What actually is chest pain?
As the name suggests, chest pain usually occurs in the chest. But you may also feel it in other areas of the body such as upper abdomen or neck. Depending on the underlying cause of the symptom – the pain may be dull, sharp, burning, tight (squeezing), aching, or stabbing.
It doesn’t always signal a serious condition. But you should seek help promptly if you have severe chest pain, especially true if:
- It feels pressing, tight, or heavy – and doesn’t relieve more than 15 minutes.
- You feel the pain in other areas of the body such as jaw, arms, or back.
- It comes with other unusual symptoms such as shortness of breath, coughing up, nausea, or sweating.
- You’re an individual who are at risk of health conditions associated with chest pain such as coronary heart disease – for instances if you’re a smoker, a diabetic, obese, or if you have hypertension.
Could it be a sign of heart problem?
When talking about chest pain, the first thing you may think of is a problem affecting the heart such as heart attack. But again it has many possible causes. It is not always associated with a problem with your heart.
However it is the main symptom of heart problem. It can be a symptom of:
- Heart attack, a condition in which the flow of blood to part of the heart is blocked and this occurs suddenly.
- Angina, a condition that occurs when the blood flow to the heart’s muscles is restricted.
Both these heart problems can lead to heavy, dull or tight chest pain. The pain may also spread to the back, arms, neck, or jaw. Additional symptoms include nausea and shortness of breath.
The pain of heart attack is usually acute and often strikes suddenly. It doesn’t improve with rest and often followed with sweating or sometimes vomiting. If it lasts more than 15 minutes, seek help immediately because it can be life-threatening. And in angina, the pain tends to flare up on exertion or during emotional stress – but it usually improves with rest.
In addition, other heart problems to blame are pericarditis (a condition in which the sac surrounding the heart get inflamed) and pulmonary embolism (a blockage in the artery that carries blood from the heart to the lungs).
Other possible causes of chest pain
There are a number of conditions linked to chest pain. So again heart problem is not the only one – even in most cases it isn’t heart-related! It is not always a sign of life-threatening.
Strained chest’s muscles
In a few cases, chest pain occurs due to strained muscles in the chest wall. It may become surprisingly painful. For such case, the chest is usually tender to touch. The good news, the problem should relieve with rest and typically will heal in time.
Sometimes tenderness and swelling around the ribs are to blame. For example, costochondritis is bone problem in the chest that can also cause pain around the chest.
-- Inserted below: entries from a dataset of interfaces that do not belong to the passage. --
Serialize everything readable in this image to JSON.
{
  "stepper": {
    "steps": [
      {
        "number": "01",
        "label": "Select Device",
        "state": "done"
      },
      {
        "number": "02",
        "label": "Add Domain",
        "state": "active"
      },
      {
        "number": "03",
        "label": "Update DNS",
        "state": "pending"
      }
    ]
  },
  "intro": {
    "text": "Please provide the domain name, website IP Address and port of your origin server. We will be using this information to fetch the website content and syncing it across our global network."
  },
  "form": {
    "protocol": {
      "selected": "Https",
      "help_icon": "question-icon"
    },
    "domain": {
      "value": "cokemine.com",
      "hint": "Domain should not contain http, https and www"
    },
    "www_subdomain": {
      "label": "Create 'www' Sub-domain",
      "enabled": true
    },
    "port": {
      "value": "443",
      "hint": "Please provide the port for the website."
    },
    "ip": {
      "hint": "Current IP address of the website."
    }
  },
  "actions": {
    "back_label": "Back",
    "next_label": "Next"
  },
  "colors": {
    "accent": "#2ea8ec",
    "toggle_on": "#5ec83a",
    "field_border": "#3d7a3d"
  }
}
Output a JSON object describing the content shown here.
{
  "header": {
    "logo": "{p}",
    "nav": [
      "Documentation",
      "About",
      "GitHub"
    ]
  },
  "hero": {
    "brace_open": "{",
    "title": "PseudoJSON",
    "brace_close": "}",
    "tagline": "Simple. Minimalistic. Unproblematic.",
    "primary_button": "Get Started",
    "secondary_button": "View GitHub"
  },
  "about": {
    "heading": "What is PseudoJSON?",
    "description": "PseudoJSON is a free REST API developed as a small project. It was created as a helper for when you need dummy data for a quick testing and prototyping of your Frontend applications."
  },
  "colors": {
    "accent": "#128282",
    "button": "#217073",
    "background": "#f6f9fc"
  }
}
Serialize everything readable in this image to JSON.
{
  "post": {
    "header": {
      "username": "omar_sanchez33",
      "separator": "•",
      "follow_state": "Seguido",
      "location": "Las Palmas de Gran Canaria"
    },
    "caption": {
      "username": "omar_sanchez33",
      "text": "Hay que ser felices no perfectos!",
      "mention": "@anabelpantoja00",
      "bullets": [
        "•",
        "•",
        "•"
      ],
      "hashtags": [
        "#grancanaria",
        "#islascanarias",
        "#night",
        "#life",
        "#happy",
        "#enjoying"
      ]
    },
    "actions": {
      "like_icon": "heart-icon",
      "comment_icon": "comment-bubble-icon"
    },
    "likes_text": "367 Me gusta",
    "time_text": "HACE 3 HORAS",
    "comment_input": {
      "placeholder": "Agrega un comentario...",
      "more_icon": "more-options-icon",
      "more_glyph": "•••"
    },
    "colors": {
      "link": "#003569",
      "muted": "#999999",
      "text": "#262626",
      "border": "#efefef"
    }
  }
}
It is a condition in which there’s inflammation in the joints that connect the ribs and the sternum (breastbone). Fortunately, the symptoms usually relieve after a few weeks.
Other possible causes are as follows:
- Digestive causes such as swallowing disorders, inflammation of gallbladder, and heartburn (burning, painful sensation behind the breastbone).
- Stomach ulcer (painful sores in the stomach lining) may also sometimes cause burning pain in the upper tummy that spreads to the chest.
- Shingles, an infection caused by a virus that can affect your chest wall.
- Panic attack (anxiety), a condition in which you have periods of intense fear that can cause physical symptoms such as rapid breathing, rapid heartbeat, breathlessness, dizziness, sweating, and sometimes tightness in the chest.
Do you get chest pain with emphysema?
There are a number of different lung problems that contribute to cause chest pain. The main ones include:
- Pleurisy, swelling (inflammation) of the membrane that covers the lungs. It is usually triggered by an infection.
- Pneumonia, swelling caused by bacterial infection in the lung’s tissue. It can affect one or two lungs.
- Pulmonary hypertension, a condition in which high blood pressure occurs in the arteries that carry blood to the lungs.
- Collapsed lung, when the air leaks into the space between the ribs and the lung. It can be a consequence of some advanced lung diseases. Pain associated with collapsed lung can strike suddenly.
How about emphysema, a main type of chronic obstructive lung disease (COPD)? Can you get chest pain with this incurable lung disease?